• **YOUR INSTRUCTIONS**: In the records below, some lines contain the word "icon". Copy each of them.

• **INPUT DATA**:
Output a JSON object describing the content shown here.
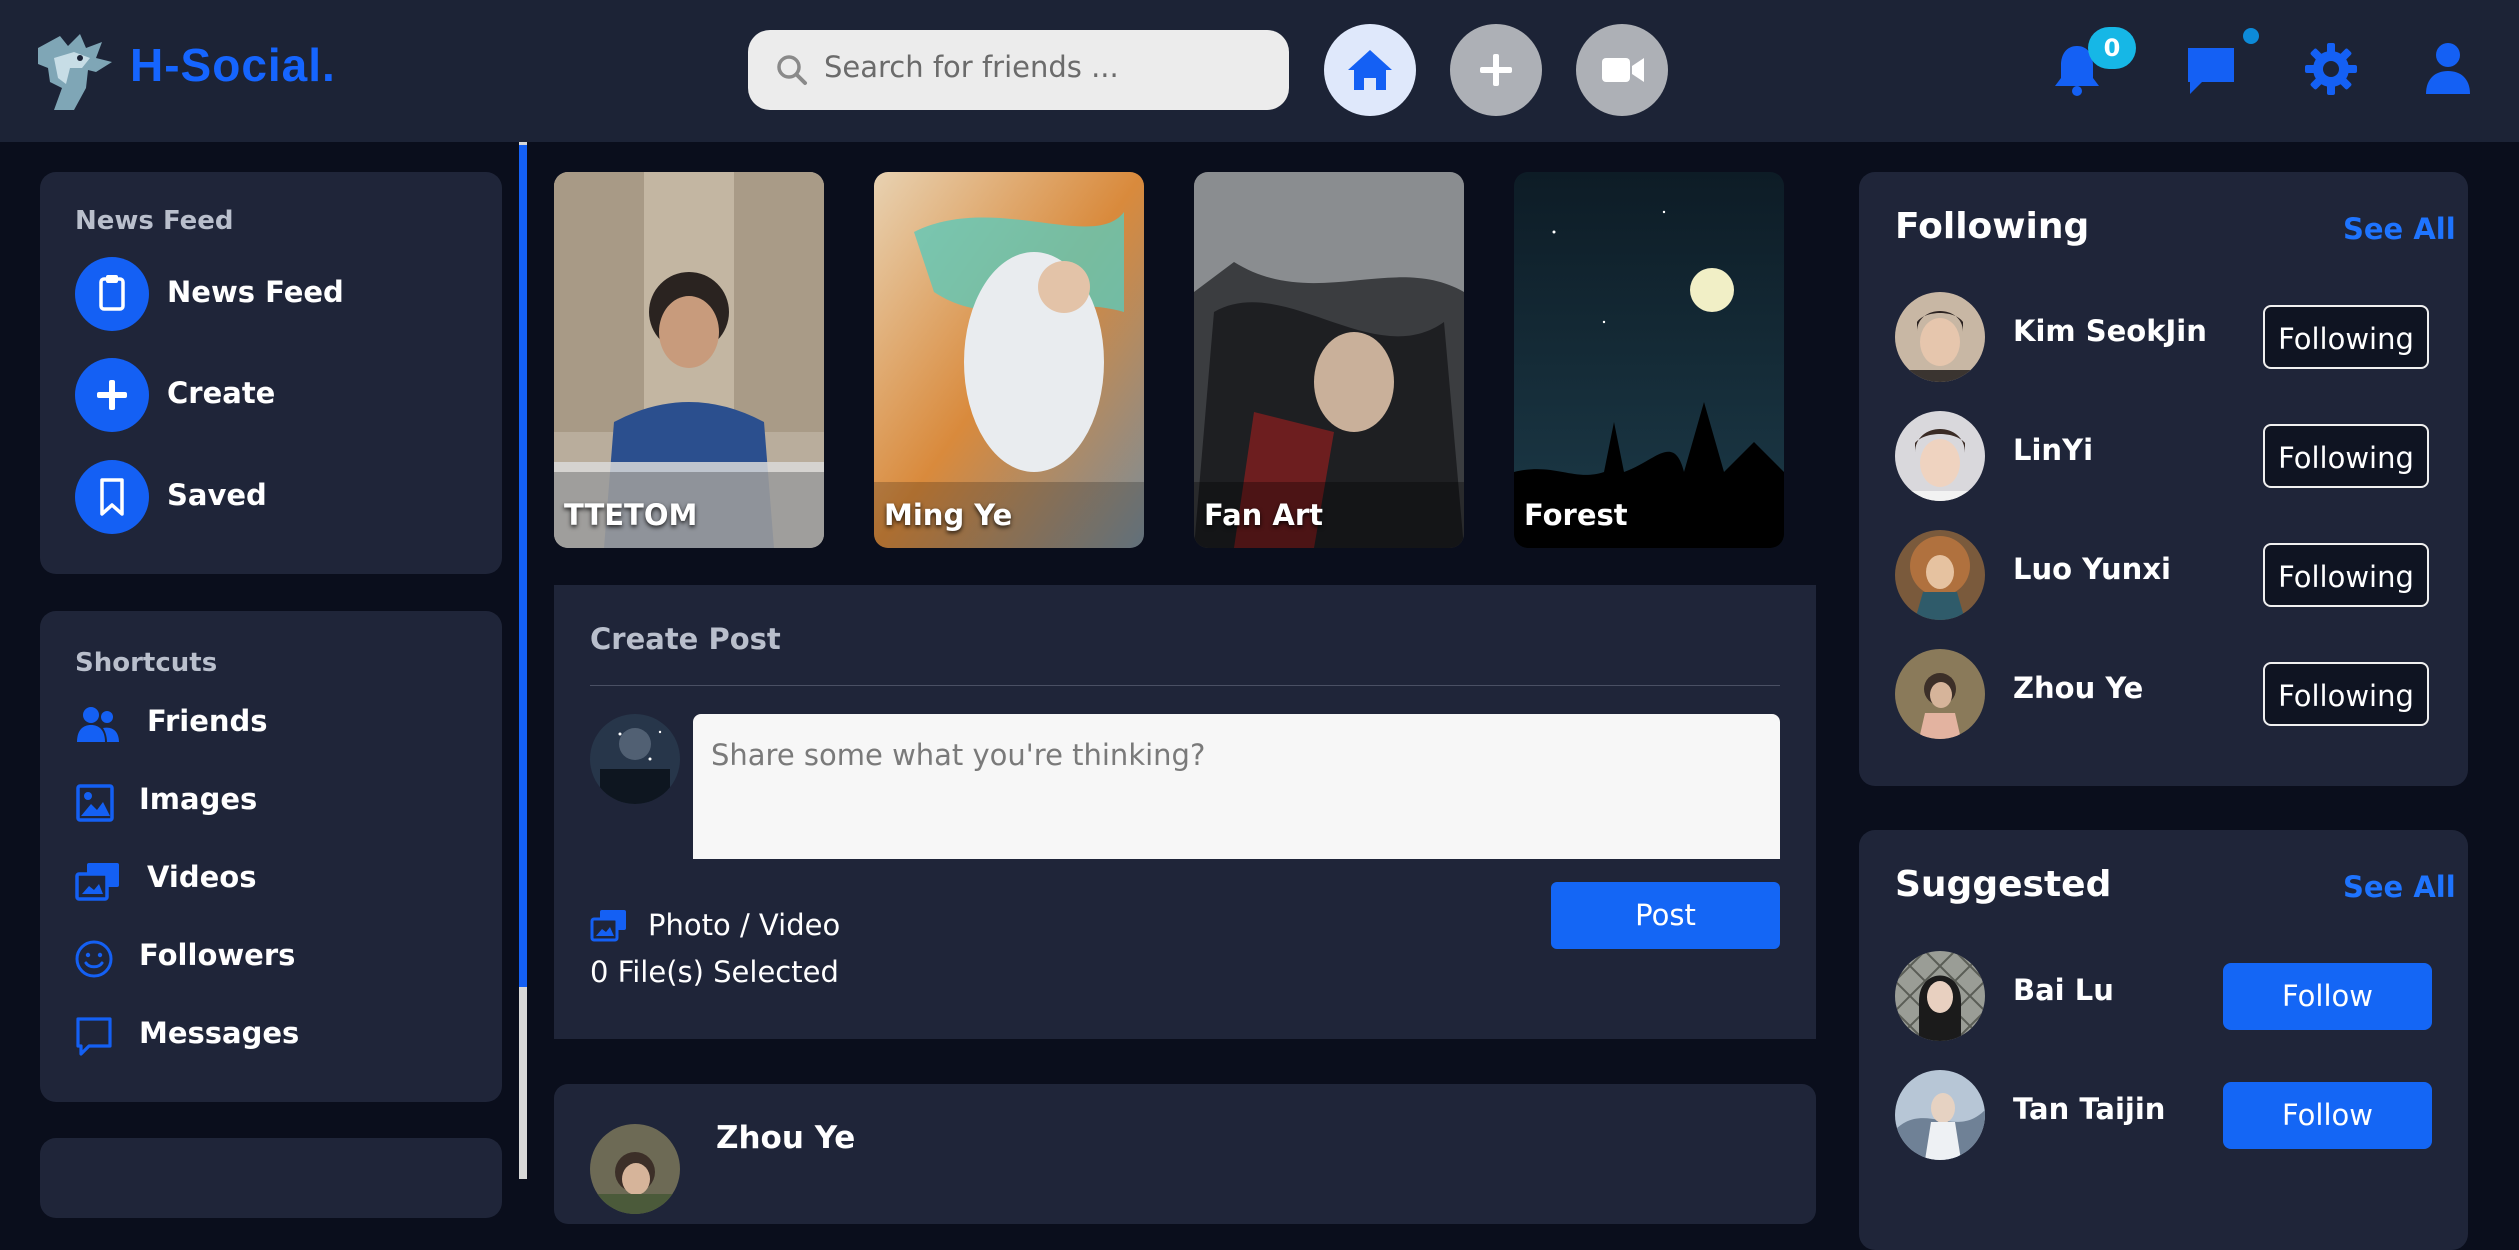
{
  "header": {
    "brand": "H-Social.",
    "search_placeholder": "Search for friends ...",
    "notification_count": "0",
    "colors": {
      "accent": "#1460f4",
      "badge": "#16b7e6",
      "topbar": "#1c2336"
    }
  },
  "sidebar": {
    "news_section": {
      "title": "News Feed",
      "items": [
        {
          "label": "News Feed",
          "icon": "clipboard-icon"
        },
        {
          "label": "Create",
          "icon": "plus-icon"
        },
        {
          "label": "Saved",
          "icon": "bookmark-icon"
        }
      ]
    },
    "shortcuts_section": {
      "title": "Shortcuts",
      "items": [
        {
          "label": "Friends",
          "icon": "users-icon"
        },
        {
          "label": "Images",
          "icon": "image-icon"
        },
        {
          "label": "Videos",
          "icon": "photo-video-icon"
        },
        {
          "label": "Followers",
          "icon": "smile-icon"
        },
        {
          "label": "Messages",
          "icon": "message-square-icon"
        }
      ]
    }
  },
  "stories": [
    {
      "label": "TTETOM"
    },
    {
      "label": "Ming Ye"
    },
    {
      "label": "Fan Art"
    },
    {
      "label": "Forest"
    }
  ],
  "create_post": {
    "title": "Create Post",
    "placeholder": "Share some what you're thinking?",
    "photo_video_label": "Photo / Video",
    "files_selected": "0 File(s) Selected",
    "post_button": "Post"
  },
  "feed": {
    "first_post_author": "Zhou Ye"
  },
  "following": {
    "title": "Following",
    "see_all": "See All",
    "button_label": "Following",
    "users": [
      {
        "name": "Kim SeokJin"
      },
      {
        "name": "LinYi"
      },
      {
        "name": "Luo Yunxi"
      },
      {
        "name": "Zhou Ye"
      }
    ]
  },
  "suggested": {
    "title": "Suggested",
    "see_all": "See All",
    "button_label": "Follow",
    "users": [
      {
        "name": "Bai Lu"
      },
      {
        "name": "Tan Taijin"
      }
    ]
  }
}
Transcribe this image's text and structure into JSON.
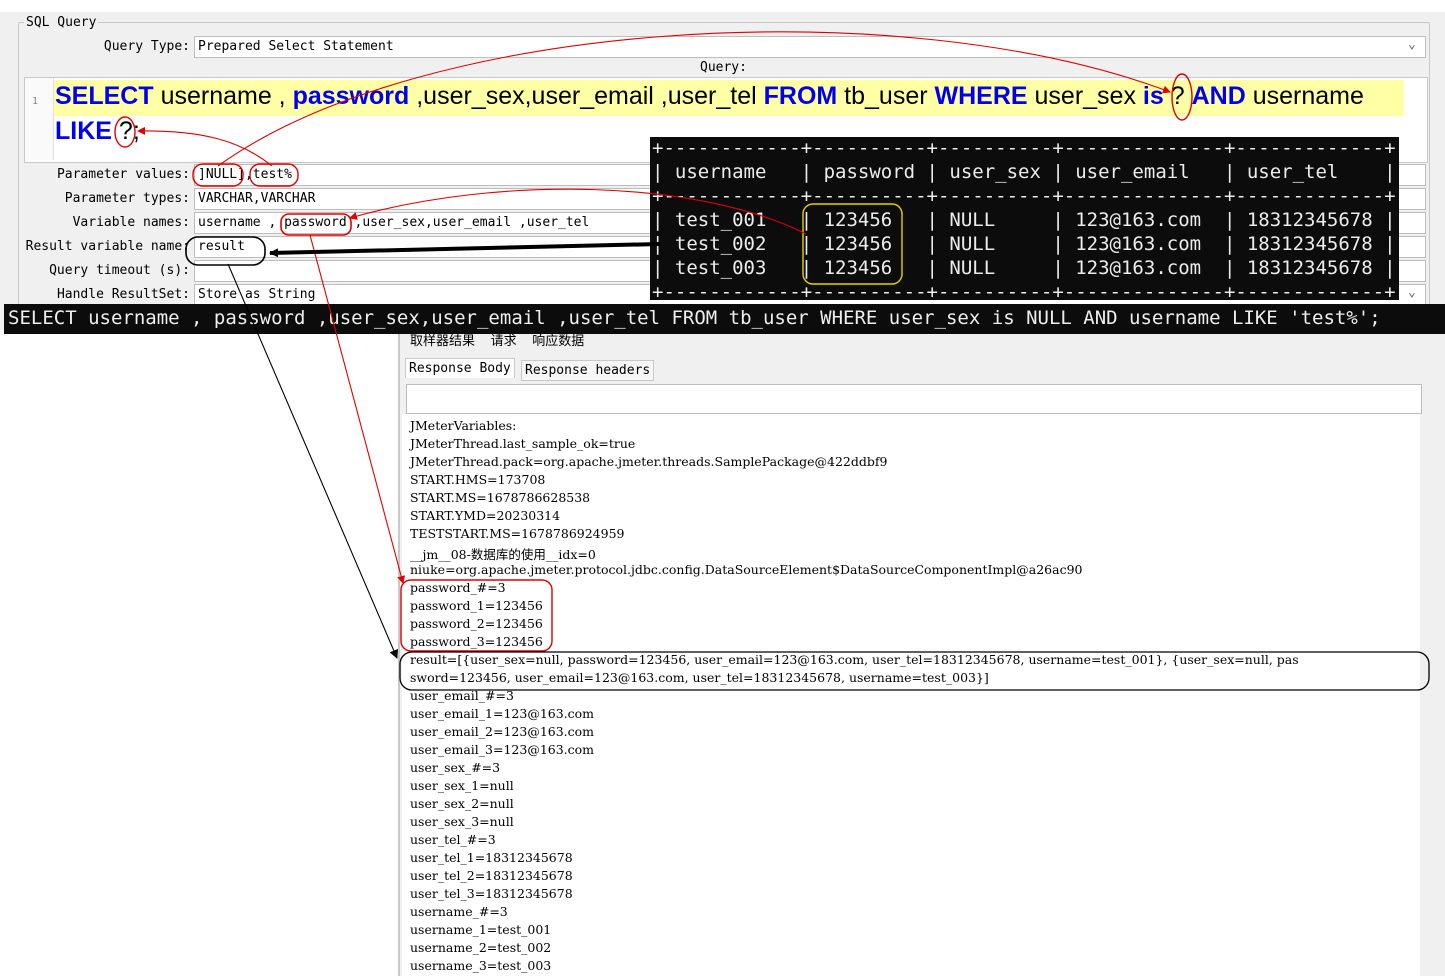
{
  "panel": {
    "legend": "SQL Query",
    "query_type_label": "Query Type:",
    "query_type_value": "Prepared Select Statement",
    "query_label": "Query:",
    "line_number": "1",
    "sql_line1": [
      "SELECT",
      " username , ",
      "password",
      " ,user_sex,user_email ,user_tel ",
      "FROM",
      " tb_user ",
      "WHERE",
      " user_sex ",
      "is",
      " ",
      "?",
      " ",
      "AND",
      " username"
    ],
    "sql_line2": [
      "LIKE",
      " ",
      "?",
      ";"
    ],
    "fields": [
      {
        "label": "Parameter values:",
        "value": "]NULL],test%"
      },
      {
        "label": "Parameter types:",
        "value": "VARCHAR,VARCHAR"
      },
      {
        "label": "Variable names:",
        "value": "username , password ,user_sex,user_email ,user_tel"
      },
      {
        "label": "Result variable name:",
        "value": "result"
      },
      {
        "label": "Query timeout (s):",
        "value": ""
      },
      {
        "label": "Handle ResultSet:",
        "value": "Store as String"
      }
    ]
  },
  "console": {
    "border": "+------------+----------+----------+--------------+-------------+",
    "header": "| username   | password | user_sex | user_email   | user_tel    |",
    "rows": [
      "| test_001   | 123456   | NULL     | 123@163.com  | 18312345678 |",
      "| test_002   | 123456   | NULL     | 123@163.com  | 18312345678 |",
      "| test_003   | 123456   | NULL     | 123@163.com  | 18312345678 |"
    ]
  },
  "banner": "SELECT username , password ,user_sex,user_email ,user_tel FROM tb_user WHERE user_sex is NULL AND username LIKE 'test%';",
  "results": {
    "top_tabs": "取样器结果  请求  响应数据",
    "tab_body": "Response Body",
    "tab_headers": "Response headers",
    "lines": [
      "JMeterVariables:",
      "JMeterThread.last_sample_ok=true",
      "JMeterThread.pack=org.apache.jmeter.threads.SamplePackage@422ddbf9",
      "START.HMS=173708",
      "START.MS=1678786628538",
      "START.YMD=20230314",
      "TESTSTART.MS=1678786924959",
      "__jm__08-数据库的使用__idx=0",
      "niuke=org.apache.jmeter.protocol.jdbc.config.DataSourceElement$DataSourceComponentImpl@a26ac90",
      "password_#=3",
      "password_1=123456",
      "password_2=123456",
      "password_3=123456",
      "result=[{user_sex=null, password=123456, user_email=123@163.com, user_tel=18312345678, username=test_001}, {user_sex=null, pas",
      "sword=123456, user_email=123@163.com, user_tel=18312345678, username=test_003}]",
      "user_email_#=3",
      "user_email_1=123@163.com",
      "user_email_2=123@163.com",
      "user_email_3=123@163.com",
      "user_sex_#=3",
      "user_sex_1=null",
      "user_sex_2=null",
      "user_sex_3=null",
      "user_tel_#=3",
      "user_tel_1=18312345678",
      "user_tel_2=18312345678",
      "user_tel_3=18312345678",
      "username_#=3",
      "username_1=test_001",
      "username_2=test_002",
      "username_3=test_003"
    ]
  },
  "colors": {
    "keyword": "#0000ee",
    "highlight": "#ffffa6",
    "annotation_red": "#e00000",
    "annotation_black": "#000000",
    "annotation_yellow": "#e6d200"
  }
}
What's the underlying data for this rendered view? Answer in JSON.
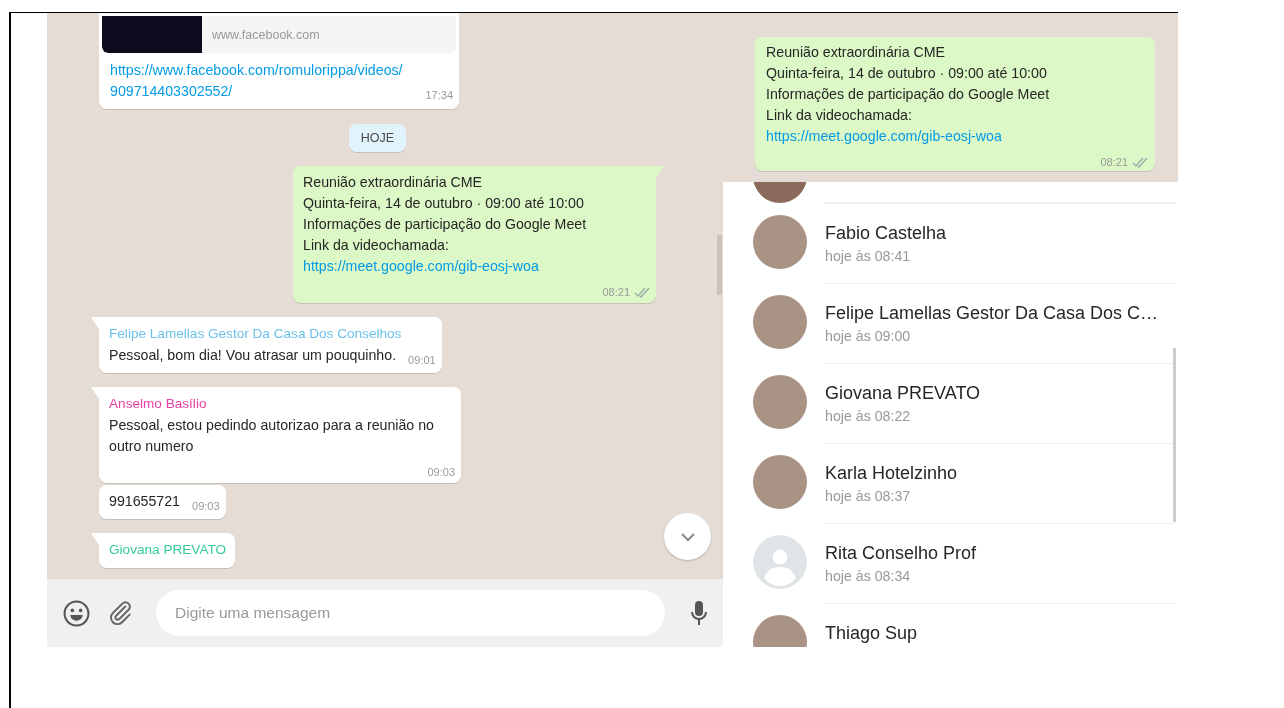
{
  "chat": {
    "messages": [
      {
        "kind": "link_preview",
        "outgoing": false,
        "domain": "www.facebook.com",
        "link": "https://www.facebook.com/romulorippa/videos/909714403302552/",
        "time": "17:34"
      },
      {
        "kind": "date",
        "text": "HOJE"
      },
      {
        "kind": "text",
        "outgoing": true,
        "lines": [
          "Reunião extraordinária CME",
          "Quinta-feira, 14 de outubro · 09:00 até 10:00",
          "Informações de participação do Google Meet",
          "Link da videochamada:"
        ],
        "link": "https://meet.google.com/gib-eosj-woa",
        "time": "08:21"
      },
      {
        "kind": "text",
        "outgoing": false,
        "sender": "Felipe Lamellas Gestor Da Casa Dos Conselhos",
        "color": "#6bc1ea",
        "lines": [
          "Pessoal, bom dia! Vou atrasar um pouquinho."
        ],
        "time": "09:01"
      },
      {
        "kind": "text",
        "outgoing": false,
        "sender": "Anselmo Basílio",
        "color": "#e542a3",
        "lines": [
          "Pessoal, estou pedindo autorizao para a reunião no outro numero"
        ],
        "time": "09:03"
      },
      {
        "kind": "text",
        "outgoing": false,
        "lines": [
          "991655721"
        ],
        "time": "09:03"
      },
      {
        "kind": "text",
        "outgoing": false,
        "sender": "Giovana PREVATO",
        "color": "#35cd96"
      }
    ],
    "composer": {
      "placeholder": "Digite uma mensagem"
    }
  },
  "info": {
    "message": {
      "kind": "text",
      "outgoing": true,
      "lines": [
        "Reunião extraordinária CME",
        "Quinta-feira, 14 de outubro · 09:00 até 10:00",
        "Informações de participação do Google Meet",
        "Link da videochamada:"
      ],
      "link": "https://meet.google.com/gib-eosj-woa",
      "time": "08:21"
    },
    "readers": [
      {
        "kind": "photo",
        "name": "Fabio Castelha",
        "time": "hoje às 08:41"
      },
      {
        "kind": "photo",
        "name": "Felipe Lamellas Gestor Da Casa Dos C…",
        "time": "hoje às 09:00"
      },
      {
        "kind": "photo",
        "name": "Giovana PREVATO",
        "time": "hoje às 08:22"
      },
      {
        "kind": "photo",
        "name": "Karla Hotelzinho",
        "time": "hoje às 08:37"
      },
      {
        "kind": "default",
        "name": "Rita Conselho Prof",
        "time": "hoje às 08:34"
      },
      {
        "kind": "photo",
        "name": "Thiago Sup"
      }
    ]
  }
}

• **SOLUTION TO THE PROBLEM**:
          "icon": "clipboard-icon"
          "icon": "plus-icon"
          "icon": "bookmark-icon"
          "icon": "users-icon"
          "icon": "image-icon"
          "icon": "photo-video-icon"
          "icon": "smile-icon"
          "icon": "message-square-icon"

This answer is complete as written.